Chris Tobias on the oars
  As I sit here and write this, the outside thermometer reads -4 degrees Fahrenheit. I’m not one to turn my nose up at
soaking bait, while sitting on top of hard water, and staring through a 10” hole. But, I can’t help but think of warmer days,
while wet wadding through the high mountain, freestone streams of the Smokies.

The Smokies are smoking. Literally. As wild fires ravage the Gatlinburg and Pigeon Forge areas, I reminisce of days spent
along the many streams within and outside of the park with my good friend, and mentor, James Marsh.
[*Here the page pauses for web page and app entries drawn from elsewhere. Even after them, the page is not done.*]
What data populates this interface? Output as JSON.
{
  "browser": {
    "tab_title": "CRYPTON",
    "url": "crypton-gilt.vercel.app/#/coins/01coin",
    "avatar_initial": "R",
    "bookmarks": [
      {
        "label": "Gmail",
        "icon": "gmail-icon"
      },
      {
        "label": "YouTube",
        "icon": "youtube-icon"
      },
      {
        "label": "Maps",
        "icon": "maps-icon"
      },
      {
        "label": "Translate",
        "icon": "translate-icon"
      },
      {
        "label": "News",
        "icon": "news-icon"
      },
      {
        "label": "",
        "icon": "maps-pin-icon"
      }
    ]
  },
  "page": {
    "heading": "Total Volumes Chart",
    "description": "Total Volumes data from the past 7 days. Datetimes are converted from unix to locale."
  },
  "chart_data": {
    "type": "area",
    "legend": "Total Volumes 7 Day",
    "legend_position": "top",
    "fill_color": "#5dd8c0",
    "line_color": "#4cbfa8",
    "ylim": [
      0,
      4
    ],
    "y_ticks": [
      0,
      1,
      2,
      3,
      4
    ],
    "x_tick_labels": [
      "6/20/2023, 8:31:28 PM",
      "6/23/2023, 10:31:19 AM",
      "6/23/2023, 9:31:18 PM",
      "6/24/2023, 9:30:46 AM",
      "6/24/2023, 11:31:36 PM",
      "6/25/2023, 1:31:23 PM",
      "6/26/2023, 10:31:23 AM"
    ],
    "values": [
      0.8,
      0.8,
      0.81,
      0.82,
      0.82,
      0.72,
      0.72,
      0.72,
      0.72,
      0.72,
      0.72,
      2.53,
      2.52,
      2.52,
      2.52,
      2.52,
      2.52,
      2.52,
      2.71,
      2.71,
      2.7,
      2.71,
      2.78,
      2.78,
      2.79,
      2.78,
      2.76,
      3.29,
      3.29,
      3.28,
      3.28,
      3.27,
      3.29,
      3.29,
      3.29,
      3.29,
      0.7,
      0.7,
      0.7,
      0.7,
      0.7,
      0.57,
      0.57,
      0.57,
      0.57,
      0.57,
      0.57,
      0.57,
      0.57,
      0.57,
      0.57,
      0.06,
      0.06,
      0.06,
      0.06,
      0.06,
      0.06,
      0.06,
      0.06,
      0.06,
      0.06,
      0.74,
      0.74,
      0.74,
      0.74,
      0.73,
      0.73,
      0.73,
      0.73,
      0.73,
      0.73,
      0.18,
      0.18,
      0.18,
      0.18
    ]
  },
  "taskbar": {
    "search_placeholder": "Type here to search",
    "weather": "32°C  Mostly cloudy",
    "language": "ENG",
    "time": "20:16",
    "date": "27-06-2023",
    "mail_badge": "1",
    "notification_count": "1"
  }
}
I would often drive five hours one way to fish the Smokies. Sometimes going when I only had a day to fish. It was always worth
it, even if the fishing wasn’t on fire. There is something special about those wild brook trout that inhabit the high elevation
streams of the Great Smoky Mountains. Their brilliant spots, orange bellies, and of course their white tipped fins. They’re
even more brilliant when they get closer to the spawn.  Now, I’m only able to tangle with their larger cousin, the dolly varden.

Since moving to The Last Frontier, some would say I have been spoiled. 100 fish days are not uncommon when the egg
hatch is on, and you have to try to not catch fish. But, there are still days when the fishing is tough. Mostly when there are
significant water changes.

I remember a time fishing one of the streams in the Smokies when it was raining high on top of the mountain. James and I
were sitting there watching the water turn to chocolate milk before our eyes, and rise much faster than we wanted it to.
Before it completely blew out, I managed to entice the same brown trout to chase my swung leech twice. Needless to say, I
didn’t connect.

I don’t often get many clients that want to strictly fly fish or swing bugs, due to the fact that people are looking to fill their
coolers with brilliant orange tasty salmon meat. Most of my days guiding are spent pulling lures or soaking roe under a
bobber, in hopes of enticing anadromous fish that have other things on their mind, besides eating. As fishing goes, some
days are better than others.

Have I become spoiled here in Alaska? Some people think so, but that’s mostly because of all the awesome scenery pictures
I share on the inter webs. I do like to brag every now and then to friends back home, but that’s mostly because they’re
catching lake run stocked rainbows and I’m catching actual wild, anadromous steelhead. Just kidding guys.

I’m all over the place when it comes to which method of fishing I prefer. Some days I will swing with my bamboo spey rods,
others you can see me chucking a bobber and bead with my centerpin. There are days I still fish a single hand plastic rod,
but I truly enjoy swinging flies while holding a grass rod built by true artists and craftsman.

Swinging a fly all day long will humble even the most spoiled fisherman. Even if they do manage to have a day where the bite
is on.

Christopher Tobias, and his beautiful wife Hillery, own Roe Hard Guide Service based out of Wasilla, Alaska. Roe Hard Guide
Service operates on the Susitna River drainage targeting wild Alaska salmon and large wild rainbow trout. Get out from
behind that screen and see what Alaska has to offer.

Scribblings from a bait chucking purist.
by Christopher Tobias
Copyright 2016 James Marsh
Fishing Journal
December, 2016 Issue
Christopher Tobia fishing guide
Christopher Tobias holds a USCG
Masters License, Alaska Guide License
and is co-owner of
Roe Hard Guide
Service, based out of Wasilla, Alaska.
Roe Hard Guide Service operates on the
Susitna River drainages and Kenai
Chris on the oars